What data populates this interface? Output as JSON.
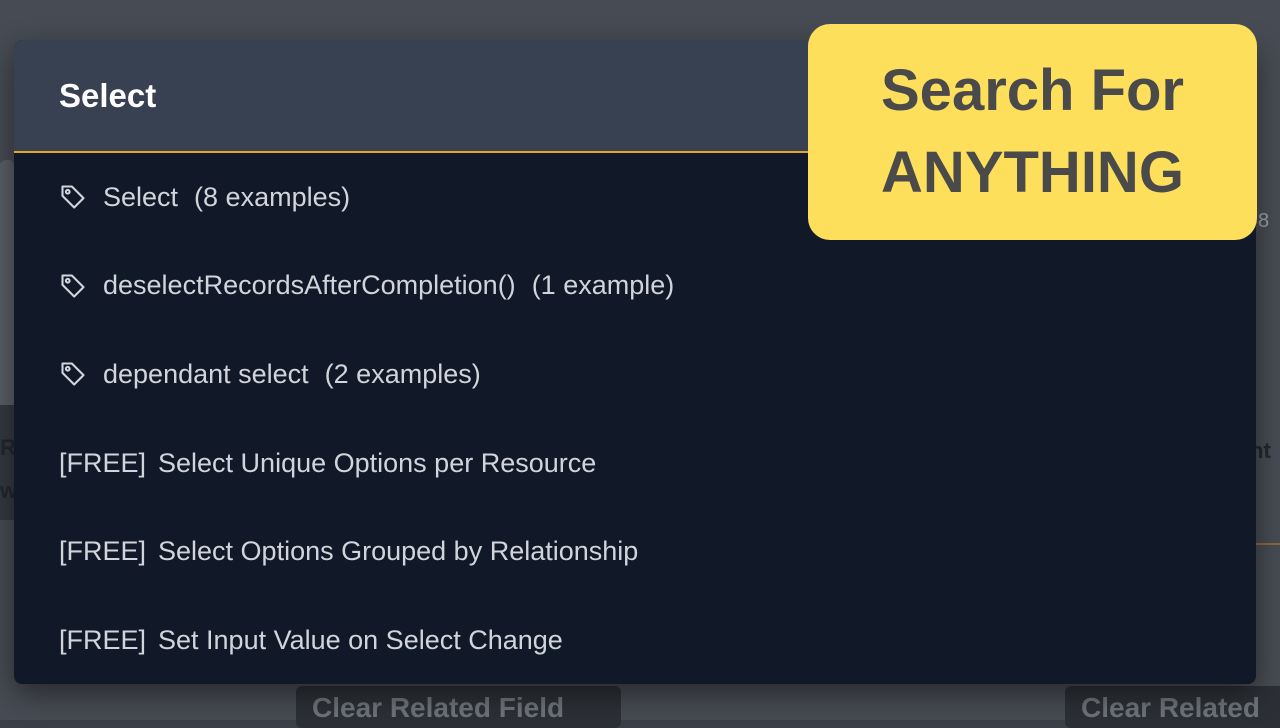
{
  "background": {
    "side_number": "8",
    "left_fragment_top": "R",
    "left_fragment_bottom": "w",
    "right_fragment": "nt",
    "buttons": [
      "Clear Related Field",
      "Clear Related"
    ]
  },
  "modal": {
    "query": "Select",
    "results": [
      {
        "type": "tag",
        "icon": "tag-icon",
        "label": "Select",
        "count": "(8 examples)"
      },
      {
        "type": "tag",
        "icon": "tag-icon",
        "label": "deselectRecordsAfterCompletion()",
        "count": "(1 example)"
      },
      {
        "type": "tag",
        "icon": "tag-icon",
        "label": "dependant select",
        "count": "(2 examples)"
      },
      {
        "type": "example",
        "prefix": "[FREE]",
        "label": "Select Unique Options per Resource"
      },
      {
        "type": "example",
        "prefix": "[FREE]",
        "label": "Select Options Grouped by Relationship"
      },
      {
        "type": "example",
        "prefix": "[FREE]",
        "label": "Set Input Value on Select Change"
      }
    ]
  },
  "callout": {
    "line1": "Search For",
    "line2": "ANYTHING"
  },
  "colors": {
    "modal_bg": "#111827",
    "header_bg": "#374151",
    "accent": "#e0a62a",
    "callout_bg": "#fddf5c"
  }
}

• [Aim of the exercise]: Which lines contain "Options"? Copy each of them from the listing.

• [Task output]:
        "label": "Select Unique Options per Resource"
        "label": "Select Options Grouped by Relationship"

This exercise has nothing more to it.